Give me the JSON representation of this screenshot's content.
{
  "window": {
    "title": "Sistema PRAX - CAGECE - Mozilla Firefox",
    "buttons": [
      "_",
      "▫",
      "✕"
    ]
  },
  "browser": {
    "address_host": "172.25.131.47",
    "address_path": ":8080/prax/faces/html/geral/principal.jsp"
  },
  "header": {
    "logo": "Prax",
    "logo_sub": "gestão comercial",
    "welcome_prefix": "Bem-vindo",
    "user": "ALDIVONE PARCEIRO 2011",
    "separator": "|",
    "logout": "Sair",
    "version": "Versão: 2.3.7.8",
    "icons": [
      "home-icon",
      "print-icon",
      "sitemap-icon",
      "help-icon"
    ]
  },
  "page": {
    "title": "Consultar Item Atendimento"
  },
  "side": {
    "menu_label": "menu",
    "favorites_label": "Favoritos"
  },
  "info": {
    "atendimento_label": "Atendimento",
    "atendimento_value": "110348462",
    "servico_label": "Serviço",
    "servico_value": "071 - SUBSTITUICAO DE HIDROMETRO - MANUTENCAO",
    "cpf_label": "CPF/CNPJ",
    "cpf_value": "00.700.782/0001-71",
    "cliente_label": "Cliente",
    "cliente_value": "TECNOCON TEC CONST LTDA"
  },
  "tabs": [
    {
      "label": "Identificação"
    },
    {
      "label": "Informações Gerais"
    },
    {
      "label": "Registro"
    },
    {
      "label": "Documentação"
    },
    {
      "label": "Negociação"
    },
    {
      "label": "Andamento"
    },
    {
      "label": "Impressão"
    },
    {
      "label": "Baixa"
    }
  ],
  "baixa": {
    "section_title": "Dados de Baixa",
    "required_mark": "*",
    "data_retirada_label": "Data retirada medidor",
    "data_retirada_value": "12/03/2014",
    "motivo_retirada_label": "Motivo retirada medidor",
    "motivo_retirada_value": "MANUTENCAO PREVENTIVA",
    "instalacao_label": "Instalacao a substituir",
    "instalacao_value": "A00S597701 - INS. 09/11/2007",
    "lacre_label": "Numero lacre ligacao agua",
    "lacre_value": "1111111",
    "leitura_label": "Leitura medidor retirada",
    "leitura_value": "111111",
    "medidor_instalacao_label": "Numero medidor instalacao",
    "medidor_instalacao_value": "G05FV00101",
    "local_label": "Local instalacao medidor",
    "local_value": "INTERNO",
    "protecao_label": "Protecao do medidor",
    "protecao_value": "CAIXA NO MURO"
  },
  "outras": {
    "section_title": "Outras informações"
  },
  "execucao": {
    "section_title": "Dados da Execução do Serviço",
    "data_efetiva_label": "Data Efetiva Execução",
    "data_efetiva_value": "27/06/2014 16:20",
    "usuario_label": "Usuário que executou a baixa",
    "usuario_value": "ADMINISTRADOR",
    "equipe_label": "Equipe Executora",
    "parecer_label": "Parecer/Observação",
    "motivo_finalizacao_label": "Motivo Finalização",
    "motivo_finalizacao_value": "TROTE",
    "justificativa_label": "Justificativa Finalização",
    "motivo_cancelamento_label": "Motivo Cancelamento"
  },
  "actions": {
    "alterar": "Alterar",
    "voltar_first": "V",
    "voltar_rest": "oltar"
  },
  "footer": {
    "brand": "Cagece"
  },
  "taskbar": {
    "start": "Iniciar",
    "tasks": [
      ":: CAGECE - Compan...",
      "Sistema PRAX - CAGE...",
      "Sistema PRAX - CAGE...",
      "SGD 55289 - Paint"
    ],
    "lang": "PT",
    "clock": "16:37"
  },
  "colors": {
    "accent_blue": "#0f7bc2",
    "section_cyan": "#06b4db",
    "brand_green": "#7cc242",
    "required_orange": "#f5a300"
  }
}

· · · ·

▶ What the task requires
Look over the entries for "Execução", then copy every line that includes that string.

▶ Task answer
    "section_title": "Dados da Execução do Serviço",
    "data_efetiva_label": "Data Efetiva Execução",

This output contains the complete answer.